▸ **Records shown**:
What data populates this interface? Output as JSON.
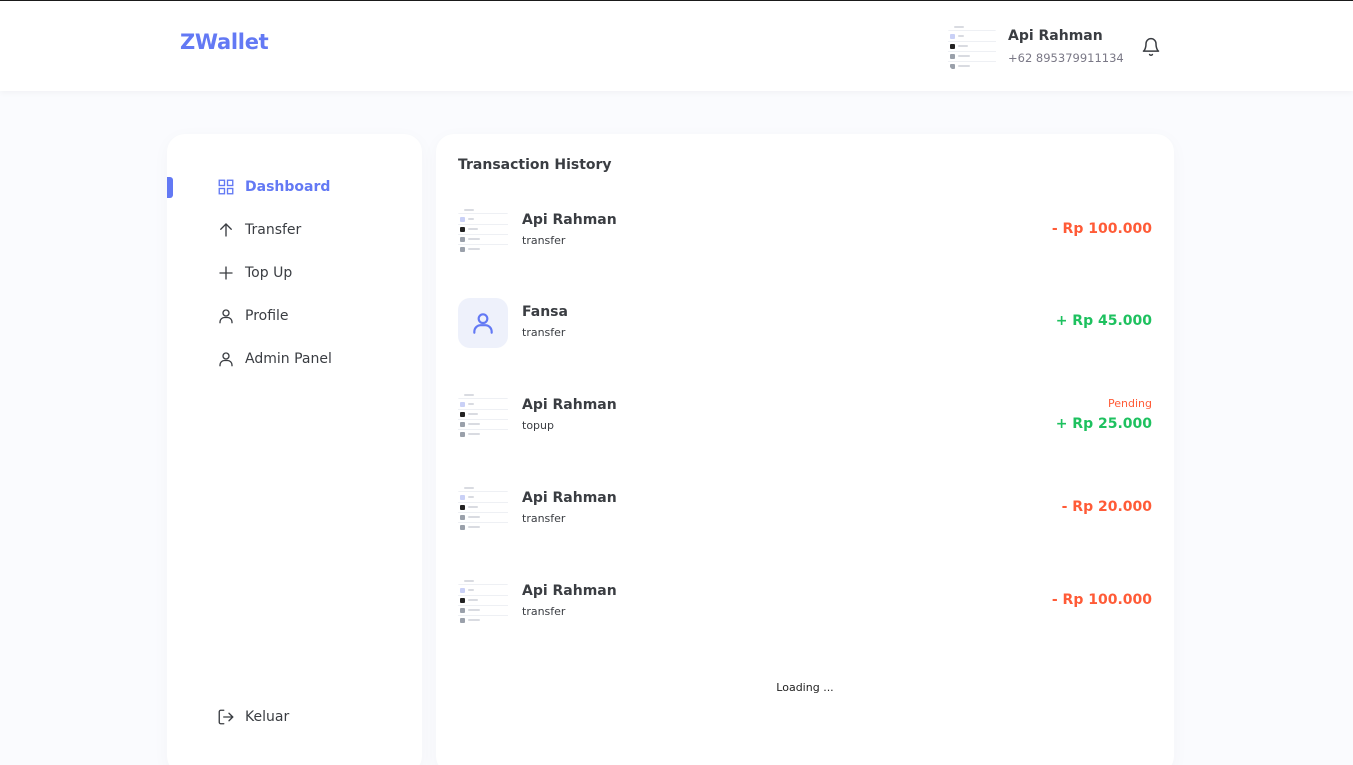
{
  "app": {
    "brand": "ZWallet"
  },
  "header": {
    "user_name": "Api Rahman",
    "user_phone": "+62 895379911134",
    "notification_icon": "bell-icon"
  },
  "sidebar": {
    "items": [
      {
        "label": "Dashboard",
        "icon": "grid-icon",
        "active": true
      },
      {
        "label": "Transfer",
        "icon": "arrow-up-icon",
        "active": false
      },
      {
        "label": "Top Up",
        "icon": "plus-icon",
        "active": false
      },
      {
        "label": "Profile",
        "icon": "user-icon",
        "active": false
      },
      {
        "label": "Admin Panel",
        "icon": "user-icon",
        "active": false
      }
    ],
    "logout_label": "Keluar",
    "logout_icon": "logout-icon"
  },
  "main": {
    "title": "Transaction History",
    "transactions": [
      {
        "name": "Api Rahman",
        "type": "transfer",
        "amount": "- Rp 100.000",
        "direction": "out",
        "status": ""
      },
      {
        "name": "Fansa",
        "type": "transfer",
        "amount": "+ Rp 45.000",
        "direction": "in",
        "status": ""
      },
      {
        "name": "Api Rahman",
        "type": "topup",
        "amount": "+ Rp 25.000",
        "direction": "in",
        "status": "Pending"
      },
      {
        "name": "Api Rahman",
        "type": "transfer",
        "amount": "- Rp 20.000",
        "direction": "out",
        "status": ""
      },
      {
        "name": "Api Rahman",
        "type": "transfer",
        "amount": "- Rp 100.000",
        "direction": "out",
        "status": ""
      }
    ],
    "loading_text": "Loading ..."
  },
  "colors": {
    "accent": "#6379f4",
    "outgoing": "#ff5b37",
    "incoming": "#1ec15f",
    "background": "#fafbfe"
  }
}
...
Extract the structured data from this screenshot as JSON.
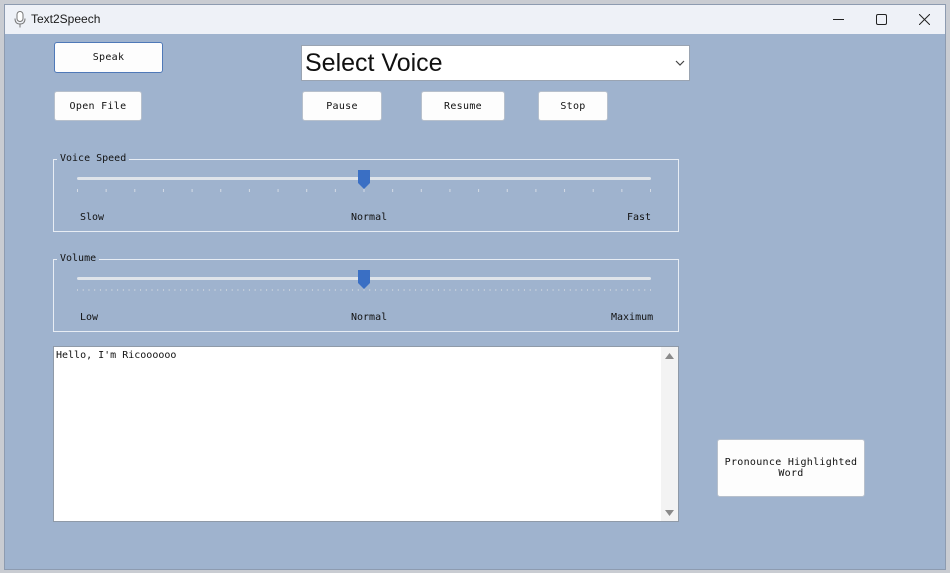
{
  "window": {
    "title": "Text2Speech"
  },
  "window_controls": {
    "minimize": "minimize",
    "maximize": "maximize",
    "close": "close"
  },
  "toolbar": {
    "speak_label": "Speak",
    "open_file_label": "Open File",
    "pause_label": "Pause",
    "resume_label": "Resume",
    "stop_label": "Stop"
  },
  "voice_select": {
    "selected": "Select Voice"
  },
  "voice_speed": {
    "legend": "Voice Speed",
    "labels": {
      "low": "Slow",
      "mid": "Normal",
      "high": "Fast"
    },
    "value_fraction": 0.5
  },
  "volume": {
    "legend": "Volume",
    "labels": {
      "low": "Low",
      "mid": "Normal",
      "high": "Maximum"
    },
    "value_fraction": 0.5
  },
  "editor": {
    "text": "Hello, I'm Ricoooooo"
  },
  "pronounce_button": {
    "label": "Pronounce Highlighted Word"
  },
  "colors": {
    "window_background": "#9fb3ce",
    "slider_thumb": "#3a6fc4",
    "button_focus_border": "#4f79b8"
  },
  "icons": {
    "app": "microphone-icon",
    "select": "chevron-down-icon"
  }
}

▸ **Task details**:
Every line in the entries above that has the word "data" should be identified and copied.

▸ **Response to this task**:
What data populates this interface? Output as JSON.
Extract the structured data from this screenshot as JSON.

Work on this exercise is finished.